(Data about app and page elements)
______
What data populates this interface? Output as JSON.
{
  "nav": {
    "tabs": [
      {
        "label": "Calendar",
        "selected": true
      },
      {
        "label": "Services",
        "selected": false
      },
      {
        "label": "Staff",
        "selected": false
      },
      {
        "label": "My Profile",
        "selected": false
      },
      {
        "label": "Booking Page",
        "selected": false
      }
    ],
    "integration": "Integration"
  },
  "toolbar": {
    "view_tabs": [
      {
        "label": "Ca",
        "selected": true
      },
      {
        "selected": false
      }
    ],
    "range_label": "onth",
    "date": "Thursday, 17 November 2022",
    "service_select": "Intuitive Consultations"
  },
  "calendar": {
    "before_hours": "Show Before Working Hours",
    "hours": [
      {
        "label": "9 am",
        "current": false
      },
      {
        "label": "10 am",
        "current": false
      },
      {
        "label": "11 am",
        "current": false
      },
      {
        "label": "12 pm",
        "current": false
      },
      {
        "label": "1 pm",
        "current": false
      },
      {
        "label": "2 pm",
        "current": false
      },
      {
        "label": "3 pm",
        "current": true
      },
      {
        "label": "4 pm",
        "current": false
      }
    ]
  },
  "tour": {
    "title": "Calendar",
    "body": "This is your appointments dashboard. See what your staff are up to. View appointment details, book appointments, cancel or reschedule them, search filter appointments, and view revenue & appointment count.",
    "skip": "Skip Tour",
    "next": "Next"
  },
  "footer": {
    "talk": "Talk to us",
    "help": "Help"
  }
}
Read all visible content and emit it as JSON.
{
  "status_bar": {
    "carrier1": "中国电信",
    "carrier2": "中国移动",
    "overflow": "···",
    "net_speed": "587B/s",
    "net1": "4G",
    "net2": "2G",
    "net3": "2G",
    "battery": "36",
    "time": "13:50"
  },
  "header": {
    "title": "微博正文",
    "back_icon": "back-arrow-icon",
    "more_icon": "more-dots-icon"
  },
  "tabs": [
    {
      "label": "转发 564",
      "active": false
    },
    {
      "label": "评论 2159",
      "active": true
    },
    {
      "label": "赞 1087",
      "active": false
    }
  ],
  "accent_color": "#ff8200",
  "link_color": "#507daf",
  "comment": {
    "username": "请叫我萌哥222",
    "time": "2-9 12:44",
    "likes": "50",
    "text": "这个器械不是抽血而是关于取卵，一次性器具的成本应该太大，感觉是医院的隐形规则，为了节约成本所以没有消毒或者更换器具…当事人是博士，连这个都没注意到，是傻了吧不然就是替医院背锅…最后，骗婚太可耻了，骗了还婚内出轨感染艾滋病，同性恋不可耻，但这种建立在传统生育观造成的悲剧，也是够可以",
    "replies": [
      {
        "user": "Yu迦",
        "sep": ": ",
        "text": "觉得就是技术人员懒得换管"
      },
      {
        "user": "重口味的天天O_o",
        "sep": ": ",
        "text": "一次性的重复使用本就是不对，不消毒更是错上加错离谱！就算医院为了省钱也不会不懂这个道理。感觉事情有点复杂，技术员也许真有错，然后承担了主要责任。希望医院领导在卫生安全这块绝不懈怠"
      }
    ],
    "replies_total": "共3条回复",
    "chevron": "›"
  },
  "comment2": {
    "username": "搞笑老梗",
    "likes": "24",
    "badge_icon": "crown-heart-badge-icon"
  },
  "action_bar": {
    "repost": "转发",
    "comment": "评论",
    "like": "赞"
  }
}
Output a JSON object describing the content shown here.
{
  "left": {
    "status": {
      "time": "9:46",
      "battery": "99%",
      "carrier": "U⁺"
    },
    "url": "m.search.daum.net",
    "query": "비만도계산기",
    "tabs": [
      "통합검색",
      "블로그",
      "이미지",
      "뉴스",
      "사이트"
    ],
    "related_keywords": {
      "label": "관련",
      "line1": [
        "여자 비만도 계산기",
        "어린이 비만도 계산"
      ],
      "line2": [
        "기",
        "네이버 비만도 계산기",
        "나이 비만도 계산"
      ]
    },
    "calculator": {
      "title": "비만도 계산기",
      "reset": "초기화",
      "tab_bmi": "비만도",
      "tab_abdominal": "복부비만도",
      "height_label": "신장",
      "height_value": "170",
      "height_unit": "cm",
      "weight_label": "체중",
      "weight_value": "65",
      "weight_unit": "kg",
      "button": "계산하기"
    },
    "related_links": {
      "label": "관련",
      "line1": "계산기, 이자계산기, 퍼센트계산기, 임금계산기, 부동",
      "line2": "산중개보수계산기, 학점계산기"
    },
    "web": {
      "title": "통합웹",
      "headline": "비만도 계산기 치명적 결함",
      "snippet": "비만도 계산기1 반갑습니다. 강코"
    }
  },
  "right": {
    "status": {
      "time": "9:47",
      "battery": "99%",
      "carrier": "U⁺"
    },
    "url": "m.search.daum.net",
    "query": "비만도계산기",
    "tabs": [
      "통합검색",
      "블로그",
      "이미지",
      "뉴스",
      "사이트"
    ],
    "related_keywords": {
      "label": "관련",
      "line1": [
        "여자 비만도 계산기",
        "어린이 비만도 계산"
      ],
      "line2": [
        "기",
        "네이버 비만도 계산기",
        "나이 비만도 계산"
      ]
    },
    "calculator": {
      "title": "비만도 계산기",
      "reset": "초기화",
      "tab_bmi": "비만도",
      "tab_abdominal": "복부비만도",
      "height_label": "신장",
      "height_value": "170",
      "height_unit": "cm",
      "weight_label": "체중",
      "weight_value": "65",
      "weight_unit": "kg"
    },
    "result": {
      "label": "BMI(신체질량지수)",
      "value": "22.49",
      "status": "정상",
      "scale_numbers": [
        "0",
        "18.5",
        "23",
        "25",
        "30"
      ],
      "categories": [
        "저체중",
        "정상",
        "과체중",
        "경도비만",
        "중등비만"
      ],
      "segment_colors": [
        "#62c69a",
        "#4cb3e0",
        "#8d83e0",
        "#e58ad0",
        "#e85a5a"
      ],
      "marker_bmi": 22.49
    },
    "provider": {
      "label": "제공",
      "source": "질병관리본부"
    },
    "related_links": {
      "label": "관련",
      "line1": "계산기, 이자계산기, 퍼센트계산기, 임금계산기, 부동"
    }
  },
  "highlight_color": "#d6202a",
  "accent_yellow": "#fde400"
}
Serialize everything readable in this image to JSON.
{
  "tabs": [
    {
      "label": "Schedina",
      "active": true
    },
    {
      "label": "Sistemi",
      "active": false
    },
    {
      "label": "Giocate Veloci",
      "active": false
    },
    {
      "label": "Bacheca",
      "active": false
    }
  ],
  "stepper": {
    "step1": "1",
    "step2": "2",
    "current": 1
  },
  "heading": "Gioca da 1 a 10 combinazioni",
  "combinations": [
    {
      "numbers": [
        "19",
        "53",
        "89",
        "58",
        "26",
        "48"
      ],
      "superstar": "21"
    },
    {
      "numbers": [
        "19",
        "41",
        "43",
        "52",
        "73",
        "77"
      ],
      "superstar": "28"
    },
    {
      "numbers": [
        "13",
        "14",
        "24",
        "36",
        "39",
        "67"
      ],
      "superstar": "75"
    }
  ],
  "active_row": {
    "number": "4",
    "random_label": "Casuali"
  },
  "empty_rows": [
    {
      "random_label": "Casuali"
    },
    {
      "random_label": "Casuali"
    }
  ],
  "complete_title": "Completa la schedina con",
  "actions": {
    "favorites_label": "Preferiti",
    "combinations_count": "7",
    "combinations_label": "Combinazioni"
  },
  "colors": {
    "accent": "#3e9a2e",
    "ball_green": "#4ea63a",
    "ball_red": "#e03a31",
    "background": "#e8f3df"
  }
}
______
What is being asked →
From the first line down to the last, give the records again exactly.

Exercise output →
What data populates this interface? Output as JSON.
{
  "nav": {
    "tabs": [
      {
        "label": "Calendar",
        "selected": true
      },
      {
        "label": "Services",
        "selected": false
      },
      {
        "label": "Staff",
        "selected": false
      },
      {
        "label": "My Profile",
        "selected": false
      },
      {
        "label": "Booking Page",
        "selected": false
      }
    ],
    "integration": "Integration"
  },
  "toolbar": {
    "view_tabs": [
      {
        "label": "Ca",
        "selected": true
      },
      {
        "selected": false
      }
    ],
    "range_label": "onth",
    "date": "Thursday, 17 November 2022",
    "service_select": "Intuitive Consultations"
  },
  "calendar": {
    "before_hours": "Show Before Working Hours",
    "hours": [
      {
        "label": "9 am",
        "current": false
      },
      {
        "label": "10 am",
        "current": false
      },
      {
        "label": "11 am",
        "current": false
      },
      {
        "label": "12 pm",
        "current": false
      },
      {
        "label": "1 pm",
        "current": false
      },
      {
        "label": "2 pm",
        "current": false
      },
      {
        "label": "3 pm",
        "current": true
      },
      {
        "label": "4 pm",
        "current": false
      }
    ]
  },
  "tour": {
    "title": "Calendar",
    "body": "This is your appointments dashboard. See what your staff are up to. View appointment details, book appointments, cancel or reschedule them, search filter appointments, and view revenue & appointment count.",
    "skip": "Skip Tour",
    "next": "Next"
  },
  "footer": {
    "talk": "Talk to us",
    "help": "Help"
  }
}
Read all visible content and emit it as JSON.
{
  "status_bar": {
    "carrier1": "中国电信",
    "carrier2": "中国移动",
    "overflow": "···",
    "net_speed": "587B/s",
    "net1": "4G",
    "net2": "2G",
    "net3": "2G",
    "battery": "36",
    "time": "13:50"
  },
  "header": {
    "title": "微博正文",
    "back_icon": "back-arrow-icon",
    "more_icon": "more-dots-icon"
  },
  "tabs": [
    {
      "label": "转发 564",
      "active": false
    },
    {
      "label": "评论 2159",
      "active": true
    },
    {
      "label": "赞 1087",
      "active": false
    }
  ],
  "accent_color": "#ff8200",
  "link_color": "#507daf",
  "comment": {
    "username": "请叫我萌哥222",
    "time": "2-9 12:44",
    "likes": "50",
    "text": "这个器械不是抽血而是关于取卵，一次性器具的成本应该太大，感觉是医院的隐形规则，为了节约成本所以没有消毒或者更换器具…当事人是博士，连这个都没注意到，是傻了吧不然就是替医院背锅…最后，骗婚太可耻了，骗了还婚内出轨感染艾滋病，同性恋不可耻，但这种建立在传统生育观造成的悲剧，也是够可以",
    "replies": [
      {
        "user": "Yu迦",
        "sep": ": ",
        "text": "觉得就是技术人员懒得换管"
      },
      {
        "user": "重口味的天天O_o",
        "sep": ": ",
        "text": "一次性的重复使用本就是不对，不消毒更是错上加错离谱！就算医院为了省钱也不会不懂这个道理。感觉事情有点复杂，技术员也许真有错，然后承担了主要责任。希望医院领导在卫生安全这块绝不懈怠"
      }
    ],
    "replies_total": "共3条回复",
    "chevron": "›"
  },
  "comment2": {
    "username": "搞笑老梗",
    "likes": "24",
    "badge_icon": "crown-heart-badge-icon"
  },
  "action_bar": {
    "repost": "转发",
    "comment": "评论",
    "like": "赞"
  }
}
Output a JSON object describing the content shown here.
{
  "left": {
    "status": {
      "time": "9:46",
      "battery": "99%",
      "carrier": "U⁺"
    },
    "url": "m.search.daum.net",
    "query": "비만도계산기",
    "tabs": [
      "통합검색",
      "블로그",
      "이미지",
      "뉴스",
      "사이트"
    ],
    "related_keywords": {
      "label": "관련",
      "line1": [
        "여자 비만도 계산기",
        "어린이 비만도 계산"
      ],
      "line2": [
        "기",
        "네이버 비만도 계산기",
        "나이 비만도 계산"
      ]
    },
    "calculator": {
      "title": "비만도 계산기",
      "reset": "초기화",
      "tab_bmi": "비만도",
      "tab_abdominal": "복부비만도",
      "height_label": "신장",
      "height_value": "170",
      "height_unit": "cm",
      "weight_label": "체중",
      "weight_value": "65",
      "weight_unit": "kg",
      "button": "계산하기"
    },
    "related_links": {
      "label": "관련",
      "line1": "계산기, 이자계산기, 퍼센트계산기, 임금계산기, 부동",
      "line2": "산중개보수계산기, 학점계산기"
    },
    "web": {
      "title": "통합웹",
      "headline": "비만도 계산기 치명적 결함",
      "snippet": "비만도 계산기1 반갑습니다. 강코"
    }
  },
  "right": {
    "status": {
      "time": "9:47",
      "battery": "99%",
      "carrier": "U⁺"
    },
    "url": "m.search.daum.net",
    "query": "비만도계산기",
    "tabs": [
      "통합검색",
      "블로그",
      "이미지",
      "뉴스",
      "사이트"
    ],
    "related_keywords": {
      "label": "관련",
      "line1": [
        "여자 비만도 계산기",
        "어린이 비만도 계산"
      ],
      "line2": [
        "기",
        "네이버 비만도 계산기",
        "나이 비만도 계산"
      ]
    },
    "calculator": {
      "title": "비만도 계산기",
      "reset": "초기화",
      "tab_bmi": "비만도",
      "tab_abdominal": "복부비만도",
      "height_label": "신장",
      "height_value": "170",
      "height_unit": "cm",
      "weight_label": "체중",
      "weight_value": "65",
      "weight_unit": "kg"
    },
    "result": {
      "label": "BMI(신체질량지수)",
      "value": "22.49",
      "status": "정상",
      "scale_numbers": [
        "0",
        "18.5",
        "23",
        "25",
        "30"
      ],
      "categories": [
        "저체중",
        "정상",
        "과체중",
        "경도비만",
        "중등비만"
      ],
      "segment_colors": [
        "#62c69a",
        "#4cb3e0",
        "#8d83e0",
        "#e58ad0",
        "#e85a5a"
      ],
      "marker_bmi": 22.49
    },
    "provider": {
      "label": "제공",
      "source": "질병관리본부"
    },
    "related_links": {
      "label": "관련",
      "line1": "계산기, 이자계산기, 퍼센트계산기, 임금계산기, 부동"
    }
  },
  "highlight_color": "#d6202a",
  "accent_yellow": "#fde400"
}
Serialize everything readable in this image to JSON.
{
  "tabs": [
    {
      "label": "Schedina",
      "active": true
    },
    {
      "label": "Sistemi",
      "active": false
    },
    {
      "label": "Giocate Veloci",
      "active": false
    },
    {
      "label": "Bacheca",
      "active": false
    }
  ],
  "stepper": {
    "step1": "1",
    "step2": "2",
    "current": 1
  },
  "heading": "Gioca da 1 a 10 combinazioni",
  "combinations": [
    {
      "numbers": [
        "19",
        "53",
        "89",
        "58",
        "26",
        "48"
      ],
      "superstar": "21"
    },
    {
      "numbers": [
        "19",
        "41",
        "43",
        "52",
        "73",
        "77"
      ],
      "superstar": "28"
    },
    {
      "numbers": [
        "13",
        "14",
        "24",
        "36",
        "39",
        "67"
      ],
      "superstar": "75"
    }
  ],
  "active_row": {
    "number": "4",
    "random_label": "Casuali"
  },
  "empty_rows": [
    {
      "random_label": "Casuali"
    },
    {
      "random_label": "Casuali"
    }
  ],
  "complete_title": "Completa la schedina con",
  "actions": {
    "favorites_label": "Preferiti",
    "combinations_count": "7",
    "combinations_label": "Combinazioni"
  },
  "colors": {
    "accent": "#3e9a2e",
    "ball_green": "#4ea63a",
    "ball_red": "#e03a31",
    "background": "#e8f3df"
  }
}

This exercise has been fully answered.